Like children being torn away from Disneyland, we left Ping Tung giddy from exploring a wonderland of lanterns for two days. Our next stop was the FuWan Chocolate, a highly-acclaimed chocolate factory that has won awards in the United Kingdom for making the best chocolate in the world. The close proximity of the cacao plantation to the factory ensures minimal interference in processing the richly-flavored chocolate.
While touring the factory, I had to use all my will power to prevent myself from diving into the vats of warm churning chocolate. Fortunately my sensibility prevailed, enabling me to make it to the next and most interesting stage of the chocolate factory tour.
We tried fresh cacao and literally tasted its transformation into delightful bars of goodness through each stage of processing; how the cacao transforms from a fresh and fruity flavor into its fermented form, and then finally into its delightfully addictive chocolate flavor, is magic in itself. The best part was saved for last. We left the factory with our own little box of chocolates that we’d created ourselves at the beginning of the tour.
HAPPILY EVER AFTER
There was no better place to end the day than at the fairytale property of the Flower Home in Zhuolan.
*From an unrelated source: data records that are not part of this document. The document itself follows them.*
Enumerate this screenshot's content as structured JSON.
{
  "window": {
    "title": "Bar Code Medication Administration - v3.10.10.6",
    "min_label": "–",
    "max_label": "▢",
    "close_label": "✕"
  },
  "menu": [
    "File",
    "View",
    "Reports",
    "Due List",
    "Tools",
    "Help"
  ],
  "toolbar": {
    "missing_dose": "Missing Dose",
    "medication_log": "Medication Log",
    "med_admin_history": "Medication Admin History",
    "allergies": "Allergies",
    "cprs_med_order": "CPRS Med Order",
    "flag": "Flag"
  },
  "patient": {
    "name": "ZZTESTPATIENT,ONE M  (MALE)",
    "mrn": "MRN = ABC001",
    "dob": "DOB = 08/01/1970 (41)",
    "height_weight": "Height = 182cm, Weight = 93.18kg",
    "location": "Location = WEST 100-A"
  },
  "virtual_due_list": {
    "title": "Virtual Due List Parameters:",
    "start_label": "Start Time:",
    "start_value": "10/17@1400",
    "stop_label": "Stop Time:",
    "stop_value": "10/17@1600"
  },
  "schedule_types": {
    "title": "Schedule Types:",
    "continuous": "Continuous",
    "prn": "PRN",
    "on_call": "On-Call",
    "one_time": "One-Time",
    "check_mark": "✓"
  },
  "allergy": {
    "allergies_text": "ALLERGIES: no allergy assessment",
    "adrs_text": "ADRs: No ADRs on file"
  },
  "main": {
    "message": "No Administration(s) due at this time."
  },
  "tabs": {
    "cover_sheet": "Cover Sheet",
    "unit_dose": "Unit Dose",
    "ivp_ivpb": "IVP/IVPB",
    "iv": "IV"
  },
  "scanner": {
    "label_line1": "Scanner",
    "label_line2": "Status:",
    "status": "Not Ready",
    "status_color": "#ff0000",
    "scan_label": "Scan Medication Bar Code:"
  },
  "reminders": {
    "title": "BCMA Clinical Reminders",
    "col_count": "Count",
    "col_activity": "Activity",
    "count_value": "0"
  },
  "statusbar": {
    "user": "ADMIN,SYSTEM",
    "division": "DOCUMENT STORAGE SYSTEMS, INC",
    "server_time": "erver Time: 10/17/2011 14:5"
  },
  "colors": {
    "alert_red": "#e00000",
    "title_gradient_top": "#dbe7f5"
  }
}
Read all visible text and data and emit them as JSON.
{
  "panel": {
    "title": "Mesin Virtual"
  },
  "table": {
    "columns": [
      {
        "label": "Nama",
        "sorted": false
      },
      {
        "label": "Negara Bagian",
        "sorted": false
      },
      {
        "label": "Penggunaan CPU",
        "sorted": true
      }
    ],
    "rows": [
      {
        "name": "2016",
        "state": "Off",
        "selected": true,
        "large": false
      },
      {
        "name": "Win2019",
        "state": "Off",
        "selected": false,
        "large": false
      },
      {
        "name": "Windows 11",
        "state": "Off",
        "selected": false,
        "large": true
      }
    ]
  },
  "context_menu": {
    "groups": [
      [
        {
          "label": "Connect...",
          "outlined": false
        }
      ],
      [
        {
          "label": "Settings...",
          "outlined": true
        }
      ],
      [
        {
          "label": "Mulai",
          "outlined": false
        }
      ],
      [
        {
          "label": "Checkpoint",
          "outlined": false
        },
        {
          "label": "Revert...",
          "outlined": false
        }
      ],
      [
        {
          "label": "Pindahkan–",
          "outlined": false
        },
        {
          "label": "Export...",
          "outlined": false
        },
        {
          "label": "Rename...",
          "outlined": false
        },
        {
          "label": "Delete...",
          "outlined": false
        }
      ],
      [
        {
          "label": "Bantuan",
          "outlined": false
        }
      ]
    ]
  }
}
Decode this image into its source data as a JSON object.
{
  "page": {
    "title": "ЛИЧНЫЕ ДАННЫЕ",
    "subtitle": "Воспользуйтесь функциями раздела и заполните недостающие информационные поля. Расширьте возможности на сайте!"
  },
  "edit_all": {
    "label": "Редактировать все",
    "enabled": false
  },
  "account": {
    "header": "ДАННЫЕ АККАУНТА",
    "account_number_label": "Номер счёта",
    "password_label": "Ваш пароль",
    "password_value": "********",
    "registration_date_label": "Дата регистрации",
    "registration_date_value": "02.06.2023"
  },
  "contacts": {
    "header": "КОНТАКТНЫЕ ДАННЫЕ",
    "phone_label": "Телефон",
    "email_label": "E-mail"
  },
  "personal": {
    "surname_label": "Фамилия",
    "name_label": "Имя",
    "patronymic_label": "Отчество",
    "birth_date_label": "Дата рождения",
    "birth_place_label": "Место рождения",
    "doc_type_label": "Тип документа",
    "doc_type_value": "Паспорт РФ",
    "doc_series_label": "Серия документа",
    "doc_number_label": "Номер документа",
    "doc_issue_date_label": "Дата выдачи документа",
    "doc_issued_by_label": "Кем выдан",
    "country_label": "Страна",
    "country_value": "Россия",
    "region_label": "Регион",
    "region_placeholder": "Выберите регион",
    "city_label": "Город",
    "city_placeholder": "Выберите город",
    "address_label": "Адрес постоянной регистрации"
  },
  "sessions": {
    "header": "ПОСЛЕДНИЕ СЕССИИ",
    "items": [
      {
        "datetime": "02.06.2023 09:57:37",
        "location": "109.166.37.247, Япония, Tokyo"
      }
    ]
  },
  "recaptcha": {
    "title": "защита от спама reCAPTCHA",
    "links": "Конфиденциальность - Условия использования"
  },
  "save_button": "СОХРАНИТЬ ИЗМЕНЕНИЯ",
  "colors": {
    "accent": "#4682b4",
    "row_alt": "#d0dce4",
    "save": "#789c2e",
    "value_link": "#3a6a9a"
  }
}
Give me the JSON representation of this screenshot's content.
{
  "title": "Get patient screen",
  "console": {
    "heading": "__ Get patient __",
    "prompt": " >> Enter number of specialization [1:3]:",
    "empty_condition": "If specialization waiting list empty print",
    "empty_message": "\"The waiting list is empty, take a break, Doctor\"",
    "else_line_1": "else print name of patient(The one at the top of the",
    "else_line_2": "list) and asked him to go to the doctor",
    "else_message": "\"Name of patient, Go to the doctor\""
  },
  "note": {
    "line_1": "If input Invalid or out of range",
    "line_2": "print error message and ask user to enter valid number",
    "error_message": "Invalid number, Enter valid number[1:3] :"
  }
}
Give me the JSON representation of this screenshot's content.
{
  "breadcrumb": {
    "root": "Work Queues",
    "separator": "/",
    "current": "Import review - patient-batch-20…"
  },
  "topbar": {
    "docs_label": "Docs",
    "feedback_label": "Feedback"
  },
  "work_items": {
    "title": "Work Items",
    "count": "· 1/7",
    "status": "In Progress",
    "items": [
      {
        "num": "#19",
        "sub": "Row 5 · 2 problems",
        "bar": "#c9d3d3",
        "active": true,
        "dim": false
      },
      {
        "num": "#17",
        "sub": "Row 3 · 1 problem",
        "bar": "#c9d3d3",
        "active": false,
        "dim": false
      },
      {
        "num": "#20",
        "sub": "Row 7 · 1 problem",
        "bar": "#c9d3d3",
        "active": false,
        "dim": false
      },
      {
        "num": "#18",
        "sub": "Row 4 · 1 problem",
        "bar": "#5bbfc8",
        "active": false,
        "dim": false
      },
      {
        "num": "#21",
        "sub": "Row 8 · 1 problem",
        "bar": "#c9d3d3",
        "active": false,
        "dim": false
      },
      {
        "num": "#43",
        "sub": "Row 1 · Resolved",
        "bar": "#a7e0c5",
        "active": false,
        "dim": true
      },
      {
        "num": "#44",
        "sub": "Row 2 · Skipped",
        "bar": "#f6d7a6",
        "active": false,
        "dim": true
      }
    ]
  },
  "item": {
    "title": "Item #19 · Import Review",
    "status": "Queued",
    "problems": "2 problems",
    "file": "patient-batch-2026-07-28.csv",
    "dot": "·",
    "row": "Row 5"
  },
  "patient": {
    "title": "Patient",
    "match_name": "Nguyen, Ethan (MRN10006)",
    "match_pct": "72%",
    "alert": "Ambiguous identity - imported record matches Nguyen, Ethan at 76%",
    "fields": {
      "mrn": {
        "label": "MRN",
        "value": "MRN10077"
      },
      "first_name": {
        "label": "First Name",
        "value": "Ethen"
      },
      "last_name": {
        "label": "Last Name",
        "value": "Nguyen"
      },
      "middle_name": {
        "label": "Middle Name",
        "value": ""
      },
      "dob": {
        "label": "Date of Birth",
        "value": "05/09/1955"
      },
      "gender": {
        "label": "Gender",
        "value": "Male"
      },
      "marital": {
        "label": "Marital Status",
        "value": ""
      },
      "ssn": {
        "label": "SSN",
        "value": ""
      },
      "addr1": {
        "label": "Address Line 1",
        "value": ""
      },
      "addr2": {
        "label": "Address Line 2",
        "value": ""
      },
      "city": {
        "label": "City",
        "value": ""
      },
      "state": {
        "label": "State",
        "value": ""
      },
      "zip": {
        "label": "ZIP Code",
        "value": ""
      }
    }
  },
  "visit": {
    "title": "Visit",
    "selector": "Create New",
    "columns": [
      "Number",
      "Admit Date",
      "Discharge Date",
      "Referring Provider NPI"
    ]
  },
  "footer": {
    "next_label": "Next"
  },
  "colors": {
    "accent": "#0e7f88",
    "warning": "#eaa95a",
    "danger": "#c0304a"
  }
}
This floral paradise called to my feminine side with its spa and collection of homemade oils and products. It was an aromatic and colorful feast for the senses.
We strolled through lavender fields before a flower-full breakfast the next morning. This was as amazing as any breakfast with flowers can be. I was very impressed. The icing on the cake was the rose tea made in front of us by the Flower Home owner himself.
\All too soon, we were back in the bus for the long drive to Taipei for a bit of city living at the end of our trip. Taipei is noisy and busy but also full of excitement. We could not wait to hit the streets.
TRENDY HOTEL IN TAIPEI
Our home in Taiwan was the hip and modern Amba Taipei Ximending. It was sleek and sophisticated but also full of fun details like funky free slippers and colourful elevators. Travelers with a sense of design and playfulness will love this hotel .
Settling in as quickly as we could, we then set off on an evening stroll through Taipei’s lantern festival installations. We followed a route along old shophouses that eventually led us to Mala Hot Pot for a final feast of Taiwanese comfort food.
After dinner, we had to finding our way back home. Already we imagined a herculean task before us. Fortunately, going back to the hotel was easier than expected because of its central location.
And with this trip, I ticked of another WanderList Adventure from my bucketlist. I can’t wait to see how the Taiwan Lantern Festival evolves further. Maybe I will have to revisit it again in a few years.